Children of the Corn Revelation
In entertainment, there is an old adage that it is best to go out on top. To many times athletes and performers stay around to long, and are reduced to a shell of their former self and the image of them in their prime is tarnished by the diminished or uninspired efforts that are often all they have left to offer.
There is nothing worse in Hollywood then a film series that started out well and is run into the ground by subsequent sequels that get progressively worse, and in many cases bear little resemblance to the original or have little continuity with the previous films in the series.
The lure of horror films is big for film studios as they are generally cheap to make, and if the film is a modest success, then a line of sequels is likely to follow ensuring big returns from video and cable revenue.
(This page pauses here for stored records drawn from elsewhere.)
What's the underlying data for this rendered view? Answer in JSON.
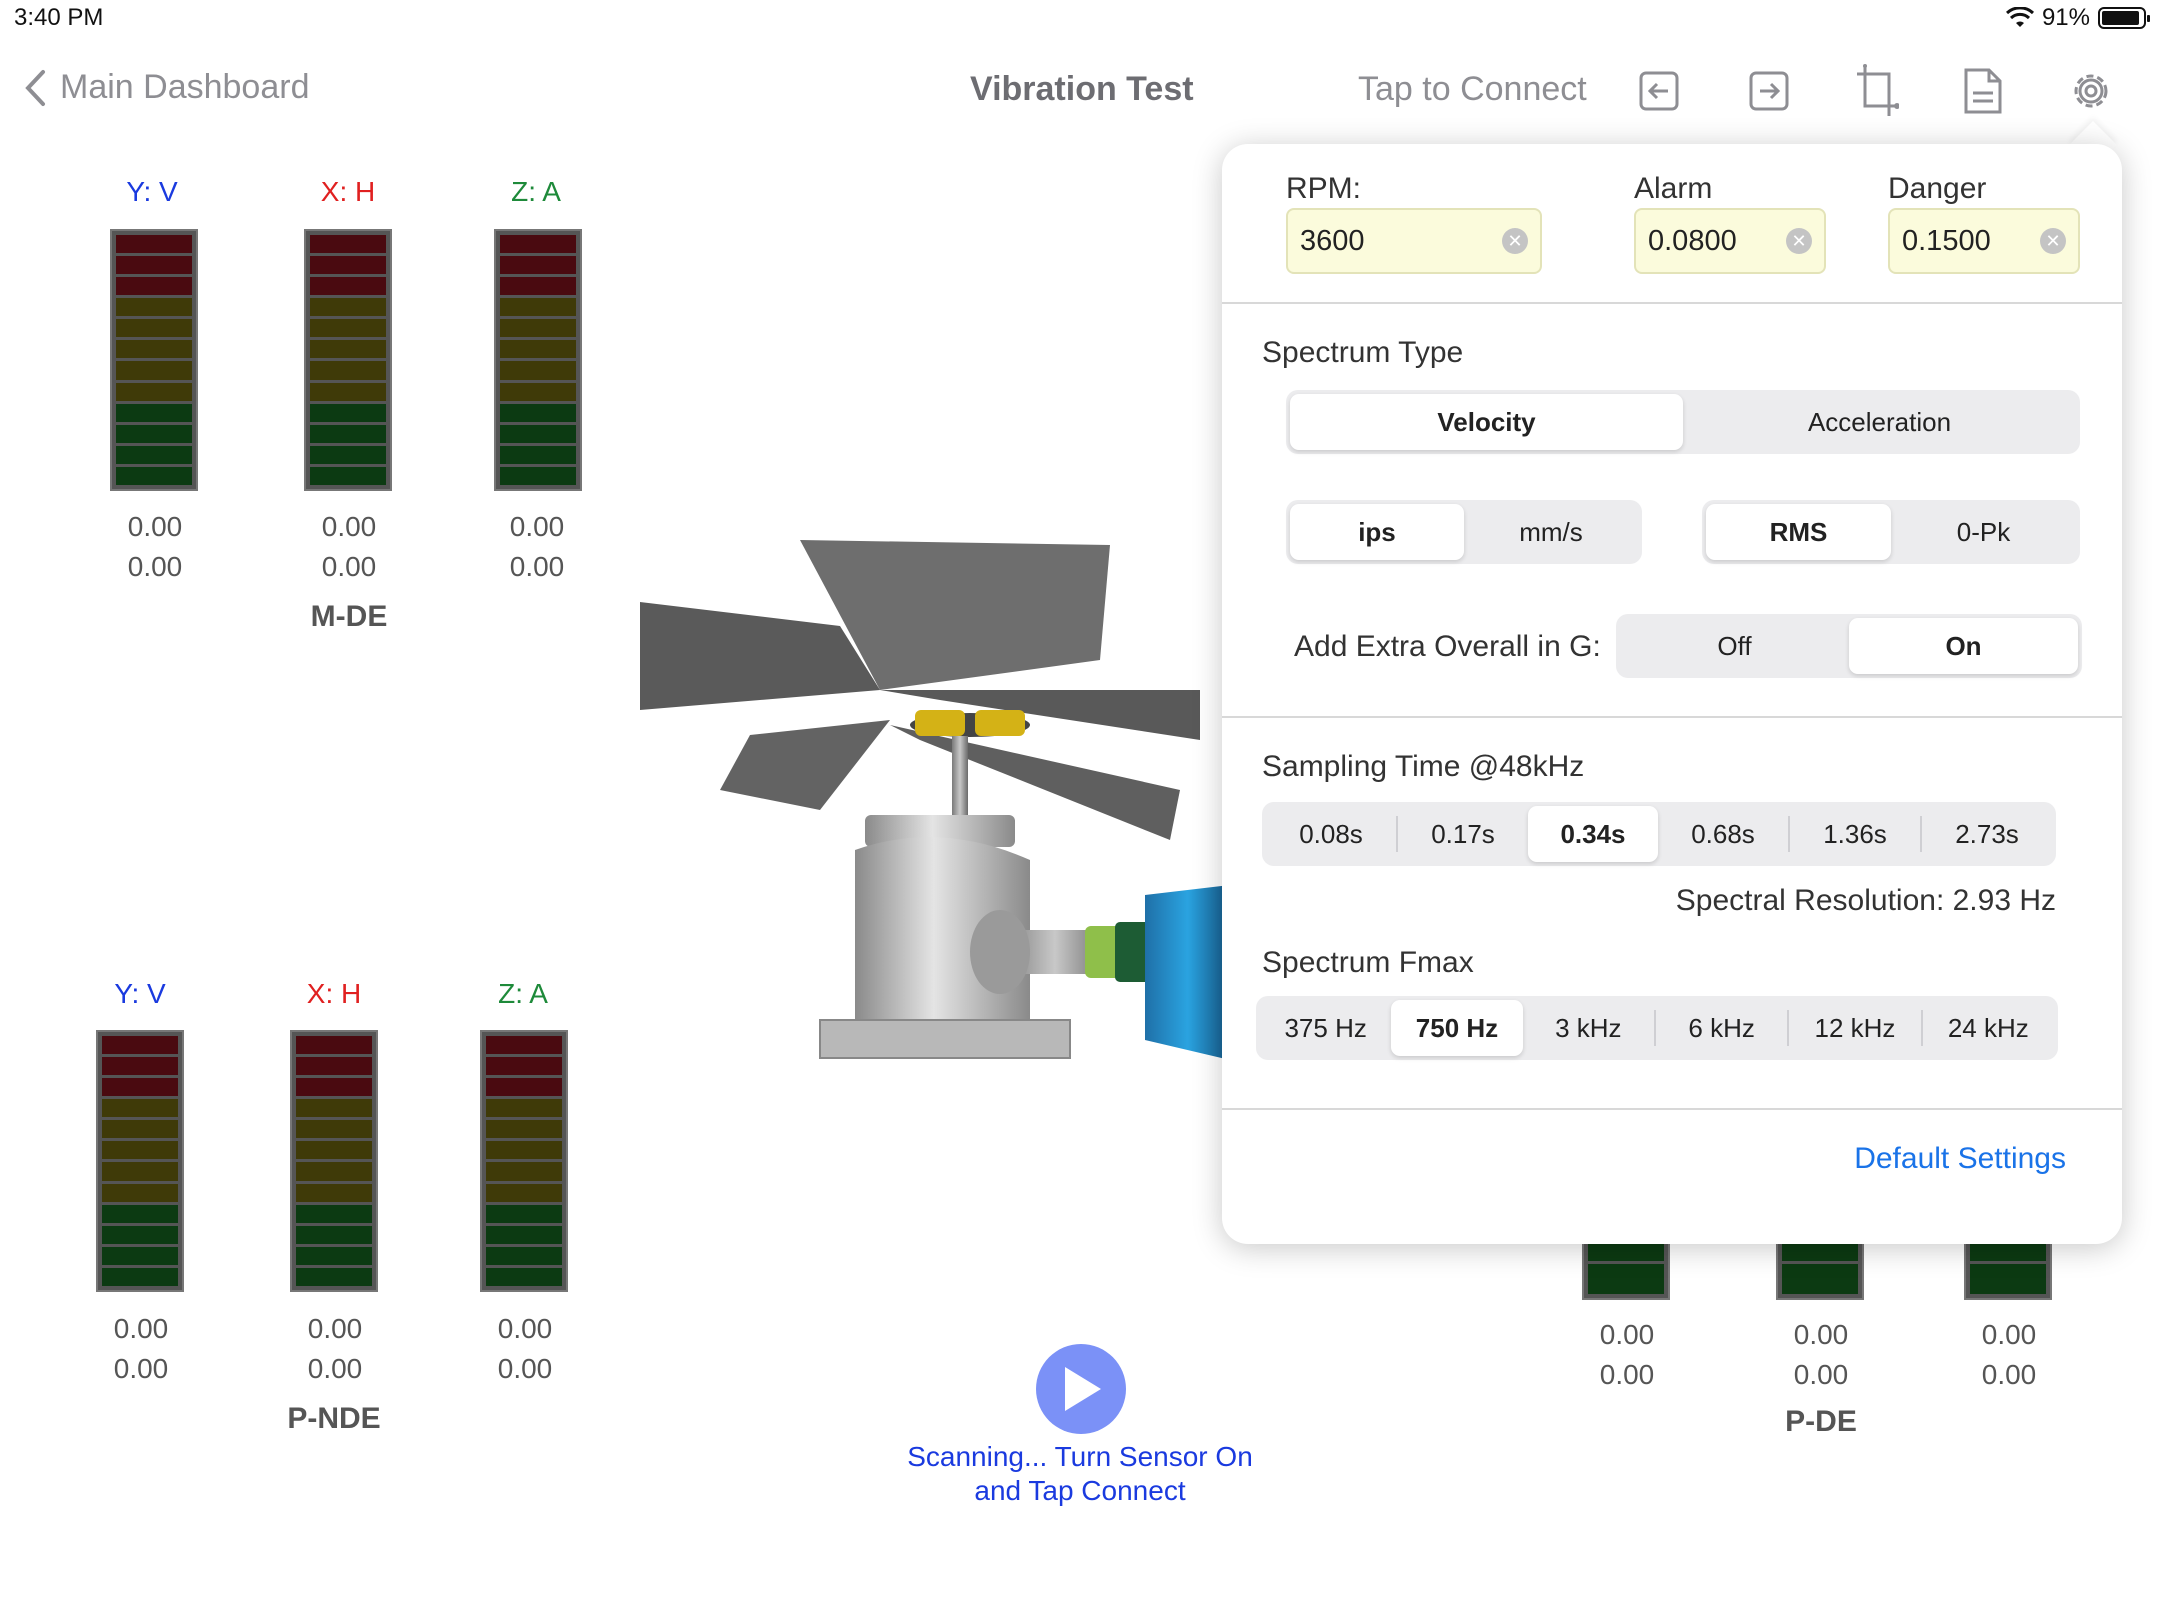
{
  "status": {
    "time": "3:40 PM",
    "battery": "91%"
  },
  "nav": {
    "back_label": "Main Dashboard",
    "title": "Vibration Test",
    "connect_label": "Tap to Connect"
  },
  "colors": {
    "axis_y": "#1a3adf",
    "axis_x": "#e02020",
    "axis_z": "#1e8a3a",
    "link": "#1a73e8"
  },
  "groups": {
    "mde": {
      "name": "M-DE",
      "axes": [
        {
          "label": "Y: V",
          "v1": "0.00",
          "v2": "0.00"
        },
        {
          "label": "X: H",
          "v1": "0.00",
          "v2": "0.00"
        },
        {
          "label": "Z: A",
          "v1": "0.00",
          "v2": "0.00"
        }
      ]
    },
    "pnde": {
      "name": "P-NDE",
      "axes": [
        {
          "label": "Y: V",
          "v1": "0.00",
          "v2": "0.00"
        },
        {
          "label": "X: H",
          "v1": "0.00",
          "v2": "0.00"
        },
        {
          "label": "Z: A",
          "v1": "0.00",
          "v2": "0.00"
        }
      ]
    },
    "pde": {
      "name": "P-DE",
      "axes": [
        {
          "v1": "0.00",
          "v2": "0.00"
        },
        {
          "v1": "0.00",
          "v2": "0.00"
        },
        {
          "v1": "0.00",
          "v2": "0.00"
        }
      ]
    }
  },
  "scan": {
    "line1": "Scanning... Turn Sensor On",
    "line2": "and Tap Connect"
  },
  "settings": {
    "rpm": {
      "label": "RPM:",
      "value": "3600"
    },
    "alarm": {
      "label": "Alarm",
      "value": "0.0800"
    },
    "danger": {
      "label": "Danger",
      "value": "0.1500"
    },
    "spectrum_type": {
      "title": "Spectrum Type",
      "options": [
        "Velocity",
        "Acceleration"
      ],
      "selected": "Velocity"
    },
    "units": {
      "options": [
        "ips",
        "mm/s"
      ],
      "selected": "ips"
    },
    "amplitude": {
      "options": [
        "RMS",
        "0-Pk"
      ],
      "selected": "RMS"
    },
    "extra_overall": {
      "label": "Add Extra Overall in G:",
      "options": [
        "Off",
        "On"
      ],
      "selected": "On"
    },
    "sampling": {
      "title": "Sampling Time @48kHz",
      "options": [
        "0.08s",
        "0.17s",
        "0.34s",
        "0.68s",
        "1.36s",
        "2.73s"
      ],
      "selected": "0.34s"
    },
    "resolution": "Spectral Resolution: 2.93 Hz",
    "fmax": {
      "title": "Spectrum Fmax",
      "options": [
        "375 Hz",
        "750 Hz",
        "3 kHz",
        "6 kHz",
        "12 kHz",
        "24 kHz"
      ],
      "selected": "750 Hz"
    },
    "default_label": "Default Settings"
  }
}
Furthermore, by releasing sequels direct to video the production costs are greatly lowered and profits are ensured in many cases by name recognition amongst the renting public. Simply put, if a person is out looking for a film and they see the next release in a series they have heard of before, then they are likely to rent the film as they have some idea as to what to expect.
Such is the case with the new film, “Children of the Corn Revelation” The film is available on VHS and DVD and is the latest chapter in the series that originated in a film based on a Stephen King Story.
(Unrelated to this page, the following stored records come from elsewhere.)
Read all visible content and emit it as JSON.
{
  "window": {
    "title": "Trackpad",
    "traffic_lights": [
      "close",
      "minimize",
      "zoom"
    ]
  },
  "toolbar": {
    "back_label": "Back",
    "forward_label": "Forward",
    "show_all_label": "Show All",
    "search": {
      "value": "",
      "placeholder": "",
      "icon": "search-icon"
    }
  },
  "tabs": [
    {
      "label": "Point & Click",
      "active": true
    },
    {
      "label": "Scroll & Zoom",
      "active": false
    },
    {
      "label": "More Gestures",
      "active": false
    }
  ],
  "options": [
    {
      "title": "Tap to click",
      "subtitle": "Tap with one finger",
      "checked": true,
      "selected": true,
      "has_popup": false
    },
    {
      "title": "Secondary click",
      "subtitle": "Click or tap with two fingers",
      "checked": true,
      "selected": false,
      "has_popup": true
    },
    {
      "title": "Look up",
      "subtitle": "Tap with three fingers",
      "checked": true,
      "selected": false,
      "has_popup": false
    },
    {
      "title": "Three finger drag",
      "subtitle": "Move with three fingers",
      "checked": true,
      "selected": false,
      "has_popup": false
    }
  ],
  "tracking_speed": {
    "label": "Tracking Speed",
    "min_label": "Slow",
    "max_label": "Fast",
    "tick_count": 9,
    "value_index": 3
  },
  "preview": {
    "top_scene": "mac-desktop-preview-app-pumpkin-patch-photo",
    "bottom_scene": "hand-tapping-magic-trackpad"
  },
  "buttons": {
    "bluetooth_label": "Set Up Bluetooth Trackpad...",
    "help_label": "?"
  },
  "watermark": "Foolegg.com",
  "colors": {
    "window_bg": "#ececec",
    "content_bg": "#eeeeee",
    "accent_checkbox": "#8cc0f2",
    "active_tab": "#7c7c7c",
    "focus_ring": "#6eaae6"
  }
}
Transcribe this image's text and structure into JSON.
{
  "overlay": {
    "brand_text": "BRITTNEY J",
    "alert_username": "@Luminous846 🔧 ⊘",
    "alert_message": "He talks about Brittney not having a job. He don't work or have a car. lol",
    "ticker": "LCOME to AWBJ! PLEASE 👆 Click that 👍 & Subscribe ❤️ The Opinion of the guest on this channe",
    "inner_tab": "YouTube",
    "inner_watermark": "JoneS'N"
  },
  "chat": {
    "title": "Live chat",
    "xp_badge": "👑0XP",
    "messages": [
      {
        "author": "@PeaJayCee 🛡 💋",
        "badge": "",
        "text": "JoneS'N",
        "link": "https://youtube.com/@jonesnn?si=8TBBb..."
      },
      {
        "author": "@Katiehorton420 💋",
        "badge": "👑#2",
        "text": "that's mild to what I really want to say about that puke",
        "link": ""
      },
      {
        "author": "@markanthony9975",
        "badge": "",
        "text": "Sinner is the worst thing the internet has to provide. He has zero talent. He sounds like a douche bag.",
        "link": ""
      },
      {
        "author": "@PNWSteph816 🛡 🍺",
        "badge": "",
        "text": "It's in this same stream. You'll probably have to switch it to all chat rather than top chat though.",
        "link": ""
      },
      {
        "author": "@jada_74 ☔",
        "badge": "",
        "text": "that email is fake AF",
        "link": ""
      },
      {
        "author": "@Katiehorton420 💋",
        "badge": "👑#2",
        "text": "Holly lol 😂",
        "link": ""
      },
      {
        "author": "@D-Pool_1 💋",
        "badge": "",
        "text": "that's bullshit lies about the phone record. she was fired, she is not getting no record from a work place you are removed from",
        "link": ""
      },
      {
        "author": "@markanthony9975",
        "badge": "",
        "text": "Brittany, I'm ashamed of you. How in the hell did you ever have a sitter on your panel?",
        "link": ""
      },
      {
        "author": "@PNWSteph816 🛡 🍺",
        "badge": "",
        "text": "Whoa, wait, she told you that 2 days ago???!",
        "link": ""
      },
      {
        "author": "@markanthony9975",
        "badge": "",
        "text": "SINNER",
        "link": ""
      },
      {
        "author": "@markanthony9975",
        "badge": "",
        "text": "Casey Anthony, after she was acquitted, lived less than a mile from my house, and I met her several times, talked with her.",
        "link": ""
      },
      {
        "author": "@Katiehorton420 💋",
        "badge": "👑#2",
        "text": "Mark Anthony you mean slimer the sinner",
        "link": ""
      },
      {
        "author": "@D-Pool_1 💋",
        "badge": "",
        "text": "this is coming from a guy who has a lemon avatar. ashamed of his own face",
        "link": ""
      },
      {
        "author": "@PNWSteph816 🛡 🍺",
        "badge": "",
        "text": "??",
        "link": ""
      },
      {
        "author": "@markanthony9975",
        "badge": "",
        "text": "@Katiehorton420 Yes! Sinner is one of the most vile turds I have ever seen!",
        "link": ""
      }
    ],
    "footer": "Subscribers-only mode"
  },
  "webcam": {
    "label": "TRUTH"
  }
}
In this new installment, viewers are introduced to Jamie Lowell (Claudette Mink), as she attempts to find out why calls to her grandmother have gone unanswered. When Jamie arrives at her Grandmother’s residence, she is shocked to discover it is a condemned apartment complex. The complex has a few eccentric people living in it as well as some everyday people going about their lives without bothering anyone.
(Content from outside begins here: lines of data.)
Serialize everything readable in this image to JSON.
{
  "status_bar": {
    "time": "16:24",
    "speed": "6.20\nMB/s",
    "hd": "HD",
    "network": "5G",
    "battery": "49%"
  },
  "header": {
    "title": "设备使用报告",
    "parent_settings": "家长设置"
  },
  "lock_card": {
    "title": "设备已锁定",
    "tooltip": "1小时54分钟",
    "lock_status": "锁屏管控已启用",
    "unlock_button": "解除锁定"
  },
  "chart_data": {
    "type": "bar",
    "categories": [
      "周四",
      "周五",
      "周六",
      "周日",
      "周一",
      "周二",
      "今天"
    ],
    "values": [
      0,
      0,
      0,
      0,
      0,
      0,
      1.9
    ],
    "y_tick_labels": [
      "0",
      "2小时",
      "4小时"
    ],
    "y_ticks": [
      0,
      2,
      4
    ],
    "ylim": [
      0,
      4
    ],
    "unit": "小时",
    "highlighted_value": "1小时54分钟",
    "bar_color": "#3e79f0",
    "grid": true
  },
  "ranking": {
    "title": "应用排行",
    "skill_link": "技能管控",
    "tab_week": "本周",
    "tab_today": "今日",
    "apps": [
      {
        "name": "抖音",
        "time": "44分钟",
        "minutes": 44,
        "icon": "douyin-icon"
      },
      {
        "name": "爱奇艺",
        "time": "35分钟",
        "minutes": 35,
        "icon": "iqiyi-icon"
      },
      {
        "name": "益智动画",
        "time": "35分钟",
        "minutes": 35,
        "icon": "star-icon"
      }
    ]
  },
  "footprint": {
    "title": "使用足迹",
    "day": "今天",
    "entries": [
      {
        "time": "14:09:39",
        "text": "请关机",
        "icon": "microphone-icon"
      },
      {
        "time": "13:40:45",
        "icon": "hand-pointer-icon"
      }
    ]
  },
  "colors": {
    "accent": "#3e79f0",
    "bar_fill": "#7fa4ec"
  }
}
Jamie notices some very odd children that seem to appear and vanish no matter where she goes. They are in the store, the police station, the hallways of her Grandmother’s apartment building and they seem to vanish before her eyes. Jamie is not questioning her sanity though the local police detective (Kyle Cassie), investigating her Grandmother thinks she may just be stressed. Adding to the mystery is a dark and sinister looking priest (Michael Ironside), who seems to be stalking Jamie and has a hidden agenda.
While this is a setup that holds potential, sadly the film fails to achieve much. The pacing of the film is very slow, and there is little suspense, horror, or character development. We do not learn much about the main characters and even less about the mysterious children and priest.
Guy Magar who also directed “Buck Rodgers in the 25th Century” directed the film, and it seems that a weak script and a series that has run out of ideas hamper him. The location of the films may have changed, but the premise of deadly children is getting stale and lacking any shock or menace. Victims seem to accept their fate with little struggle and the death scenes are so uninspired. Pushing a person from a building and dropping deadly corn seeds in a bath are hardly tension builders and they are played out with as much enthusiasm as a the local time recordings.
The film suffers from a lackluster plot that never gets going and pacing that is slow and slower. The finale of the film was so generic and was easily predicted by events leading up to it, that it like much of the film disappoints.
I had enjoyed some of the previous chapters in the series, but this chapter shows a serious lack of anything new to offer. The characters were gathered on the flimsiest of pretenses and dispatched routinely with little effort or explanation directed to the motivation of the characters and the plot. I found the film had very little to offer and the acting was nothing special nor were the effects. Lets hope the makers of the series come up with something better next time out, as this is one film that should have been left to wither on the vine.
1 star out of 5